Unfortunately in Australia labelling is ‘not great’ when it comes to probiotics. TGA (Therapeutic Goods Administration) doesn’t even require manufacturers to put the strain on the product, which is crazy because it’s the STRAIN that determines a probiotics function. Go figure!?
Great news though – there is a well-researched probiotic strain that has strong clinical evidence for restoring the breastmilk microbiome, treating & preventing mastitis & improving breastfeeding outcomes (1-4).
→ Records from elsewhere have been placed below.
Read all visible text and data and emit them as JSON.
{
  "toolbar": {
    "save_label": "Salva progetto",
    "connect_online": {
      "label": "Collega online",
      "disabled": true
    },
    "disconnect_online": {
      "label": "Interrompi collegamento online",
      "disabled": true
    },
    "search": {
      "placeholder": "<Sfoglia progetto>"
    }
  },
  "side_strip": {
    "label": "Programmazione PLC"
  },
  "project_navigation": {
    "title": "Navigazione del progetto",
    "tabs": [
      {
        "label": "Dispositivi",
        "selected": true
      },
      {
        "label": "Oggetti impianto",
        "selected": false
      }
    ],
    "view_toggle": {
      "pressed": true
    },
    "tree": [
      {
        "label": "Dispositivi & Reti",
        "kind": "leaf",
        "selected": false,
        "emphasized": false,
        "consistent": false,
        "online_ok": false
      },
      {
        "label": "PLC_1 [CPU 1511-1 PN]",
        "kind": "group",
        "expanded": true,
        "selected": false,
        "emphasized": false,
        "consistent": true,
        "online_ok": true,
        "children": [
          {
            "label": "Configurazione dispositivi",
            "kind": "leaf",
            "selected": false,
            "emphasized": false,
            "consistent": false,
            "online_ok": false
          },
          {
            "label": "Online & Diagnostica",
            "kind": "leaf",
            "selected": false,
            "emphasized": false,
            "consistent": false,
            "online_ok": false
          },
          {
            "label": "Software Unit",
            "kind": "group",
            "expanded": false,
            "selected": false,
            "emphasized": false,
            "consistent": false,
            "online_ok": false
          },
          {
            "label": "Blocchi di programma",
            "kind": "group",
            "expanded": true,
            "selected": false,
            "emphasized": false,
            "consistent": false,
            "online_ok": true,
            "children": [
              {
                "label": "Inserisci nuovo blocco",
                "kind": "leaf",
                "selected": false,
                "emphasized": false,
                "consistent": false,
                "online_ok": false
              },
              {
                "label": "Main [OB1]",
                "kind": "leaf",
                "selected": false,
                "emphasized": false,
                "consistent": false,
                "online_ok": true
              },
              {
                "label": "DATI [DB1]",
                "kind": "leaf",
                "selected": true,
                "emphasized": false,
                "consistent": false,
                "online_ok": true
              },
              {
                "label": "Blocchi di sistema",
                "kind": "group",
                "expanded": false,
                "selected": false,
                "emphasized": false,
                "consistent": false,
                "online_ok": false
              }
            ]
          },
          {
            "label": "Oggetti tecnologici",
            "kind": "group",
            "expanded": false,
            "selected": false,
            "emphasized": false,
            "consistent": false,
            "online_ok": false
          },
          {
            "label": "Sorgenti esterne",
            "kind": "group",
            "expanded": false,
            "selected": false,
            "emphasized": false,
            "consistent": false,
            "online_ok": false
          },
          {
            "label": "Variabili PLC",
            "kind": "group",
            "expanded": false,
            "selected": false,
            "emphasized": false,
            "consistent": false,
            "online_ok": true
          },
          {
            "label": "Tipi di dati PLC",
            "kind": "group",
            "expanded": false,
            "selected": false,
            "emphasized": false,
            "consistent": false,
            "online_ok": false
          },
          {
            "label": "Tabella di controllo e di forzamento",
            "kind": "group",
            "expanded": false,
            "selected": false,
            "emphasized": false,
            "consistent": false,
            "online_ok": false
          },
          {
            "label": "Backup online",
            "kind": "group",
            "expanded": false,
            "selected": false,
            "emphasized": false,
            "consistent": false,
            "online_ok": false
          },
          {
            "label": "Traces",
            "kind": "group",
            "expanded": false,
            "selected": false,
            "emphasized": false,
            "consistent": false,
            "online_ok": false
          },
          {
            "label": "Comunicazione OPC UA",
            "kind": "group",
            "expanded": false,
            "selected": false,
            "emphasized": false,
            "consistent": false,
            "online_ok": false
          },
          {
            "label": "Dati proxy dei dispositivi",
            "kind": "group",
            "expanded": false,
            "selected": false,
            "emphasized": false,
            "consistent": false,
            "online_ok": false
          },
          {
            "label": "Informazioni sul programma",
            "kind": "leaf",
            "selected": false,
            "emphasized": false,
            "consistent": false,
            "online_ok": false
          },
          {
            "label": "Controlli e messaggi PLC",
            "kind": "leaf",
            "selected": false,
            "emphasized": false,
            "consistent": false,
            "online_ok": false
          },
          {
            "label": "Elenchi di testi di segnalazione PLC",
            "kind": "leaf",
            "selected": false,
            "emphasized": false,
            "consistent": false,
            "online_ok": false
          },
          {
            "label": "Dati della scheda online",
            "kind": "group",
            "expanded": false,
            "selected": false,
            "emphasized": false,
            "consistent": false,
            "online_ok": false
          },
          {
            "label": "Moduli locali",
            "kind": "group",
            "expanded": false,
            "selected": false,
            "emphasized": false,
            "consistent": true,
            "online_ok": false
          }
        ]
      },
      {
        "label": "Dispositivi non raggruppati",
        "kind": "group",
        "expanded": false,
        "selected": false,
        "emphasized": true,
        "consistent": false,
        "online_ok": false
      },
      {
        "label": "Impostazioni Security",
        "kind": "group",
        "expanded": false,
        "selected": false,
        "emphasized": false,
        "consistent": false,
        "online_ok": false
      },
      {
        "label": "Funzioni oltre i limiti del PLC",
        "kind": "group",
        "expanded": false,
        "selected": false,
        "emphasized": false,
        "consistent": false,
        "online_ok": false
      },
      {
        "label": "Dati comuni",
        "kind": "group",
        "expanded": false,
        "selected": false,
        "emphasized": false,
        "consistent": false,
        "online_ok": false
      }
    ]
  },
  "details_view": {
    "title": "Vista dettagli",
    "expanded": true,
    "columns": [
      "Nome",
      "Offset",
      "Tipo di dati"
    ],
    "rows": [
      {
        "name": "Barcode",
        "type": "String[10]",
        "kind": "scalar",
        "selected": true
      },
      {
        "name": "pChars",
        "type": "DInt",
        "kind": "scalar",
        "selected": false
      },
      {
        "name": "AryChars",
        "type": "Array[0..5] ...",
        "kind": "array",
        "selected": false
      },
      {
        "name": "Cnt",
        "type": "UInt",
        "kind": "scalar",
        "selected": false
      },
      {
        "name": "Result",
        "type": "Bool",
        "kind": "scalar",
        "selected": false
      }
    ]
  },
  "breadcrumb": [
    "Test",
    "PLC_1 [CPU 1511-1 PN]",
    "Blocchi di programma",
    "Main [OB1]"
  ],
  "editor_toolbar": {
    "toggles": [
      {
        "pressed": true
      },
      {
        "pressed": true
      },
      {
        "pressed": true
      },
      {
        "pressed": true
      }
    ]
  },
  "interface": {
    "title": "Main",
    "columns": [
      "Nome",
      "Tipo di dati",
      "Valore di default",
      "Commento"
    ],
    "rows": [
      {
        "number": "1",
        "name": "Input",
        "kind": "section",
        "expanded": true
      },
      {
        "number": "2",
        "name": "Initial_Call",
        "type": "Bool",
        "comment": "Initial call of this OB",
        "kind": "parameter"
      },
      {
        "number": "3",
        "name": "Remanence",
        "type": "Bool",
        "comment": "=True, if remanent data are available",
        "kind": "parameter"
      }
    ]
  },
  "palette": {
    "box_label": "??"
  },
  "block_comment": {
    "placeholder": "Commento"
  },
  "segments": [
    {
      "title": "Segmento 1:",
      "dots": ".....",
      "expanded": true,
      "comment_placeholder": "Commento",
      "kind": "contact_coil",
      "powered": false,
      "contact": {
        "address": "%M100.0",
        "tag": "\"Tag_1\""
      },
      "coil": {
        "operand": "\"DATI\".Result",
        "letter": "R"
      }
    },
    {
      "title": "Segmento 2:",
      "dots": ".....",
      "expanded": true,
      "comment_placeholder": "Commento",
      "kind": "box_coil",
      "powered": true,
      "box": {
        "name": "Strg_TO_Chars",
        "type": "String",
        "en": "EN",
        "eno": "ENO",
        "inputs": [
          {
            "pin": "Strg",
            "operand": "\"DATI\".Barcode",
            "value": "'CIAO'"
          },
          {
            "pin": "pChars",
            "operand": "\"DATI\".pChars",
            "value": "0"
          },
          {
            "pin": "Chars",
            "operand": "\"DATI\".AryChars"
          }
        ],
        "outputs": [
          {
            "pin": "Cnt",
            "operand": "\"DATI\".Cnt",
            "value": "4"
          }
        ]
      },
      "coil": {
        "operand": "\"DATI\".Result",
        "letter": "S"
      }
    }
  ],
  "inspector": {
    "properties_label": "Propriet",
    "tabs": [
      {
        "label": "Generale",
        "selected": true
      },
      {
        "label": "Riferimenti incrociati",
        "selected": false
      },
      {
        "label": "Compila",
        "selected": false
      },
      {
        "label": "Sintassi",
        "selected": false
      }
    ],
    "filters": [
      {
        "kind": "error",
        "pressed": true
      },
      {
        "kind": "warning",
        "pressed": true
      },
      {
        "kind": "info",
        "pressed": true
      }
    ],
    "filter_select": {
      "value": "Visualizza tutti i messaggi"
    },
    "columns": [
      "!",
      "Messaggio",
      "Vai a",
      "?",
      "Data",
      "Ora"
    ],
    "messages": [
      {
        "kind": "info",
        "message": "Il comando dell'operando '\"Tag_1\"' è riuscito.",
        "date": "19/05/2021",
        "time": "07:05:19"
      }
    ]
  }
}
Lactobacillus Fermentum CECT5716 is a probiotic strain that was originally isolated from healthy human breast milk (as opposed to food or bowel flora as in other probiotics), so not only does it have scientific research & proven clinical efficacy, but it also ‘makes sense’ for supporting breastfeeding, and that’s something we can relate to as mums!
To better understand what happens when we take a probiotic, let me explain Clinical Efficacy;
The probiotic strain has shown proven ‘mechanisms’ (effects) that ‘have a beneficial impact on the host’ (that’s us!). Some of these effects are;
• Ability to kill pathogens like Staph (most common mastitis bacteria), Strep, E.Coli & Candida while protecting the good flora – works like a ‘selective antibiotic’
• Helps restore mums indigenous good flora in gut & breastmilk
• Maternal transfer – actually gets into breastmilk when taken orally
*this is crucial we need it to get to the breast if it’s going to do the jobs there, right? It does this because it’s a BREASTMILK STRAIN. Makes sense again, yes?!
• Reduces inflammation (in gut & breast tissue)
• Strengthens immune system
• Improves gut lining integrity
So thinking about those mechanisms you can see why this strain can be so beneficial for ALL breastfeeding outcomes; from Mastitis treatment and prevention to thrush, to blocked ducts, to pain, to supply issues.
Breastmilk microbiome is an essential thing to consider when supporting better breastfeeding outcomes, not just for the health of the breast & breastmilk – but also for the optimal colonisation, growth & development of the infant and their microbiome.
By Emma Park
Functional Medicine Nutritionist
Health Professional Educator
- Oral Administration to Nursing Women of Lactobacillus fermentum CECT5716 Prevents Lactational Mastitis Development: A Randomized Controlled Trial. José A. Hurtado et al https://www.ncbi.nlm.nih.gov/pmc/articles/PMC5444431/
- Treatment of Infectious Mastitis during Lactation: Antibiotics versus Oral Administration of Lactobacilli Isolated from Breast Milk. Arroyo et al https://academic.oup.com/cid/article/50/12/1551/303815
- Lactobacillus fermentum CECT 5716 Reduces Staphylococcus Load in the Breastmilk of Lactating Mothers Suffering Breast Pain: A Randomized Controlled Trial. Maldonado et al https://www.liebertpub.com/doi/pdf/10.1089/bfm.2015.0070
- Lactobacilli and bifidobacteria in human breast milk: influence of antibiotherapy and other host and clinical factors. Soto et al https://www.ncbi.nlm.nih.gov/pubmed/24590211